[Records shown Boundary: Start]

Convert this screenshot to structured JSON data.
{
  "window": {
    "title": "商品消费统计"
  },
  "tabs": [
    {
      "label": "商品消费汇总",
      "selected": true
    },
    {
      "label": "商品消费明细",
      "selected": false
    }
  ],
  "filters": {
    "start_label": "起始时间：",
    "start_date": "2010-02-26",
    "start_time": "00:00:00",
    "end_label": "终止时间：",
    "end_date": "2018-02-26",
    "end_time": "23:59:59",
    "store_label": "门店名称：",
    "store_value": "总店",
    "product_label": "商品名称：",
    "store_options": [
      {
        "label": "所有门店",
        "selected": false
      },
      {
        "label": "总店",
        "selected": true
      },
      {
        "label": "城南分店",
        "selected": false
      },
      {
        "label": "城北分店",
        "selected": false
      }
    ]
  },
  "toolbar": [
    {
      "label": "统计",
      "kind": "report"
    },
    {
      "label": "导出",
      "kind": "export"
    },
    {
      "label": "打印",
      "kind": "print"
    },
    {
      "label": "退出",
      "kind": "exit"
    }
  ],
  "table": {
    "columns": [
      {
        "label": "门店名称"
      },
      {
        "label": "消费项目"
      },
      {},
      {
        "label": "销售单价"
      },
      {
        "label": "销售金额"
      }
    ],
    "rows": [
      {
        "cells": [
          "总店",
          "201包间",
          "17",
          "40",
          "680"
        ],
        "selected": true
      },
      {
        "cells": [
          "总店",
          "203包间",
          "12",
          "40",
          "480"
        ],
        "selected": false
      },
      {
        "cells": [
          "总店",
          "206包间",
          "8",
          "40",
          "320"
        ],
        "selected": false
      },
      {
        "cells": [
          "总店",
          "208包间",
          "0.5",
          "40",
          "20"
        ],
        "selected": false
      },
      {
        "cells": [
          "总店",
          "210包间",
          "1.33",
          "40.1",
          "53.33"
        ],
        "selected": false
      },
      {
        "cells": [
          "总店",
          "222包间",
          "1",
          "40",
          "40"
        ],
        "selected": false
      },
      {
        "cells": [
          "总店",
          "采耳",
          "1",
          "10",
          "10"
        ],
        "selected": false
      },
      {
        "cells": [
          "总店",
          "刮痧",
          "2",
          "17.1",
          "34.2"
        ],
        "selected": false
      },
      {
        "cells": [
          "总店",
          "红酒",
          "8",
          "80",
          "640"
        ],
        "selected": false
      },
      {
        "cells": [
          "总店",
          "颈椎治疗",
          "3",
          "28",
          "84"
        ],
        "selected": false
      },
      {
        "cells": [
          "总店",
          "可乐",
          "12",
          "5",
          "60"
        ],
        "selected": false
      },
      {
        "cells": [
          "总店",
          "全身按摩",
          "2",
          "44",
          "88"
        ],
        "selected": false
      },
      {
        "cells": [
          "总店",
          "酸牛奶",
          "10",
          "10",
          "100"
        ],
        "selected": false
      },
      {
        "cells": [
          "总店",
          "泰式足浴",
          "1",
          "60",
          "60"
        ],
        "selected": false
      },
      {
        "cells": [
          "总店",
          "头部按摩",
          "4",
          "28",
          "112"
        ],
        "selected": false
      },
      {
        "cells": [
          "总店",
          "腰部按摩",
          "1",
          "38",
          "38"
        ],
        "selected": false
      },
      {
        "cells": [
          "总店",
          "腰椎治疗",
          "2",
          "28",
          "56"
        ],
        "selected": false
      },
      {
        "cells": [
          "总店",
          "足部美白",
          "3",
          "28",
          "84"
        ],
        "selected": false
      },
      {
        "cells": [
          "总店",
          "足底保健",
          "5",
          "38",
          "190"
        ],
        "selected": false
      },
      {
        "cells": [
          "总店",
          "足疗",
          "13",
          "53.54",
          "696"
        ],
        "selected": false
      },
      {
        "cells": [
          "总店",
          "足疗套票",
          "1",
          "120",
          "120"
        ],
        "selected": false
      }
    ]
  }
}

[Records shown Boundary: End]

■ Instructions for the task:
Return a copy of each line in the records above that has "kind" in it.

■ Worked solution:
      "kind": "report"
      "kind": "export"
      "kind": "print"
      "kind": "exit"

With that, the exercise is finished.